**Exercise aim:** Output the listing verbatim, leaving out every picture.

**Records supplied:**
________________________
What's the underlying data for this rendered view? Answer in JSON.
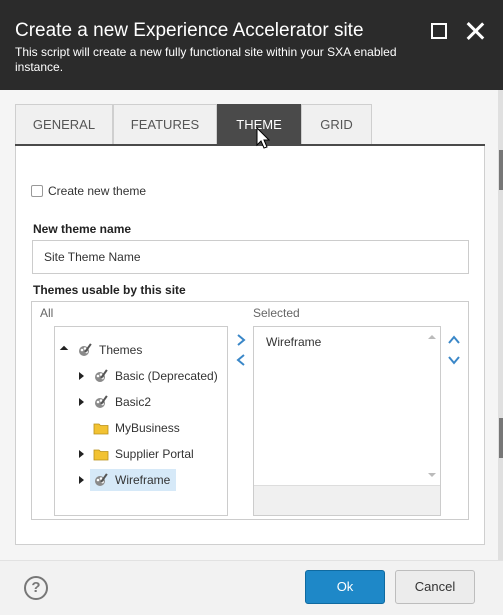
{
  "dialog": {
    "title": "Create a new Experience Accelerator site",
    "subtitle": "This script will create a new fully functional site within your SXA enabled instance."
  },
  "tabs": [
    {
      "label": "GENERAL"
    },
    {
      "label": "FEATURES"
    },
    {
      "label": "THEME",
      "active": true
    },
    {
      "label": "GRID"
    }
  ],
  "theme": {
    "create_new_theme_label": "Create new theme",
    "create_new_theme_checked": false,
    "new_theme_name_label": "New theme name",
    "new_theme_name_value": "Site Theme Name",
    "themes_usable_label": "Themes usable by this site",
    "all_label": "All",
    "selected_label": "Selected",
    "tree": {
      "root": "Themes",
      "children": [
        {
          "label": "Basic (Deprecated)",
          "icon": "theme-icon",
          "expandable": true
        },
        {
          "label": "Basic2",
          "icon": "theme-icon",
          "expandable": true
        },
        {
          "label": "MyBusiness",
          "icon": "folder-icon",
          "expandable": false
        },
        {
          "label": "Supplier Portal",
          "icon": "folder-icon",
          "expandable": true
        },
        {
          "label": "Wireframe",
          "icon": "theme-icon",
          "expandable": true,
          "selected": true
        }
      ]
    },
    "selected_items": [
      "Wireframe"
    ]
  },
  "footer": {
    "help_label": "?",
    "ok_label": "Ok",
    "cancel_label": "Cancel"
  },
  "colors": {
    "titlebar": "#2b2b2b",
    "active_tab": "#4a4a4a",
    "primary_button": "#1e88c8",
    "selection": "#d6e9f8",
    "arrow_accent": "#3a87c8"
  }
}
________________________
**Answer:**
What's the underlying data for this rendered view? Answer in JSON.
{
  "dialog": {
    "title": "Create a new Experience Accelerator site",
    "subtitle": "This script will create a new fully functional site within your SXA enabled instance."
  },
  "tabs": [
    {
      "label": "GENERAL"
    },
    {
      "label": "FEATURES"
    },
    {
      "label": "THEME",
      "active": true
    },
    {
      "label": "GRID"
    }
  ],
  "theme": {
    "create_new_theme_label": "Create new theme",
    "create_new_theme_checked": false,
    "new_theme_name_label": "New theme name",
    "new_theme_name_value": "Site Theme Name",
    "themes_usable_label": "Themes usable by this site",
    "all_label": "All",
    "selected_label": "Selected",
    "tree": {
      "root": "Themes",
      "children": [
        {
          "label": "Basic (Deprecated)",
          "icon": "theme-icon",
          "expandable": true
        },
        {
          "label": "Basic2",
          "icon": "theme-icon",
          "expandable": true
        },
        {
          "label": "MyBusiness",
          "icon": "folder-icon",
          "expandable": false
        },
        {
          "label": "Supplier Portal",
          "icon": "folder-icon",
          "expandable": true
        },
        {
          "label": "Wireframe",
          "icon": "theme-icon",
          "expandable": true,
          "selected": true
        }
      ]
    },
    "selected_items": [
      "Wireframe"
    ]
  },
  "footer": {
    "help_label": "?",
    "ok_label": "Ok",
    "cancel_label": "Cancel"
  },
  "colors": {
    "titlebar": "#2b2b2b",
    "active_tab": "#4a4a4a",
    "primary_button": "#1e88c8",
    "selection": "#d6e9f8",
    "arrow_accent": "#3a87c8"
  }
}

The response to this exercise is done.